EXTRACTED DATA >>
---------------
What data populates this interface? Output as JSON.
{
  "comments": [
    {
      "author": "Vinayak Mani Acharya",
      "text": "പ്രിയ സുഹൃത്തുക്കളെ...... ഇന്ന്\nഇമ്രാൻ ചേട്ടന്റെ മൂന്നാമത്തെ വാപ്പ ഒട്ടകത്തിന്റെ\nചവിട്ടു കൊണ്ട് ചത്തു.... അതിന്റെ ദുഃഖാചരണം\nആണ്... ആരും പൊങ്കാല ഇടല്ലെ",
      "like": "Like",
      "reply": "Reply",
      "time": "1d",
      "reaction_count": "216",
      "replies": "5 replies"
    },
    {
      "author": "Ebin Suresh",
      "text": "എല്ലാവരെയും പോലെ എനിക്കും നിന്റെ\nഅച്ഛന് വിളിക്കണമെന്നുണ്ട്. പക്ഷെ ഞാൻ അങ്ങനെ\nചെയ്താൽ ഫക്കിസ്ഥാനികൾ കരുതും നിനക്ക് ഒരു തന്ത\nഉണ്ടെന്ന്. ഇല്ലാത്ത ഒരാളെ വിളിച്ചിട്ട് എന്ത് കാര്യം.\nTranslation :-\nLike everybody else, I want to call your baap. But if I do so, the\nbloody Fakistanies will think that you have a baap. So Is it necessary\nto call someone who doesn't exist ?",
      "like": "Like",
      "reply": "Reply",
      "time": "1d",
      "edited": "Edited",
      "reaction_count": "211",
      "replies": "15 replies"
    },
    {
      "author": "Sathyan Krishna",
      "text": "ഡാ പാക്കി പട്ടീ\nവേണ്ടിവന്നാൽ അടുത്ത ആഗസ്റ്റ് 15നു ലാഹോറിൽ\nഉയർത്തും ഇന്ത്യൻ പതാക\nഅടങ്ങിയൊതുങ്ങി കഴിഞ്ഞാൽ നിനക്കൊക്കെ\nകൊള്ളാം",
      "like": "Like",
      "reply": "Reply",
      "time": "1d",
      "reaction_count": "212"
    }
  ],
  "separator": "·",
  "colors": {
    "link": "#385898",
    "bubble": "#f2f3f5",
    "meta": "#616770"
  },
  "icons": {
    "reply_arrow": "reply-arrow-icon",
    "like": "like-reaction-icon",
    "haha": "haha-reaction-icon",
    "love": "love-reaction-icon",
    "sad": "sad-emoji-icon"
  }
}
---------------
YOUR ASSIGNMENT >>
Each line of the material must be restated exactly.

RESPONSE TO THE TASK >>
What data populates this interface? Output as JSON.
{
  "comments": [
    {
      "author": "Vinayak Mani Acharya",
      "text": "പ്രിയ സുഹൃത്തുക്കളെ...... ഇന്ന്\nഇമ്രാൻ ചേട്ടന്റെ മൂന്നാമത്തെ വാപ്പ ഒട്ടകത്തിന്റെ\nചവിട്ടു കൊണ്ട് ചത്തു.... അതിന്റെ ദുഃഖാചരണം\nആണ്... ആരും പൊങ്കാല ഇടല്ലെ",
      "like": "Like",
      "reply": "Reply",
      "time": "1d",
      "reaction_count": "216",
      "replies": "5 replies"
    },
    {
      "author": "Ebin Suresh",
      "text": "എല്ലാവരെയും പോലെ എനിക്കും നിന്റെ\nഅച്ഛന് വിളിക്കണമെന്നുണ്ട്. പക്ഷെ ഞാൻ അങ്ങനെ\nചെയ്താൽ ഫക്കിസ്ഥാനികൾ കരുതും നിനക്ക് ഒരു തന്ത\nഉണ്ടെന്ന്. ഇല്ലാത്ത ഒരാളെ വിളിച്ചിട്ട് എന്ത് കാര്യം.\nTranslation :-\nLike everybody else, I want to call your baap. But if I do so, the\nbloody Fakistanies will think that you have a baap. So Is it necessary\nto call someone who doesn't exist ?",
      "like": "Like",
      "reply": "Reply",
      "time": "1d",
      "edited": "Edited",
      "reaction_count": "211",
      "replies": "15 replies"
    },
    {
      "author": "Sathyan Krishna",
      "text": "ഡാ പാക്കി പട്ടീ\nവേണ്ടിവന്നാൽ അടുത്ത ആഗസ്റ്റ് 15നു ലാഹോറിൽ\nഉയർത്തും ഇന്ത്യൻ പതാക\nഅടങ്ങിയൊതുങ്ങി കഴിഞ്ഞാൽ നിനക്കൊക്കെ\nകൊള്ളാം",
      "like": "Like",
      "reply": "Reply",
      "time": "1d",
      "reaction_count": "212"
    }
  ],
  "separator": "·",
  "colors": {
    "link": "#385898",
    "bubble": "#f2f3f5",
    "meta": "#616770"
  },
  "icons": {
    "reply_arrow": "reply-arrow-icon",
    "like": "like-reaction-icon",
    "haha": "haha-reaction-icon",
    "love": "love-reaction-icon",
    "sad": "sad-emoji-icon"
  }
}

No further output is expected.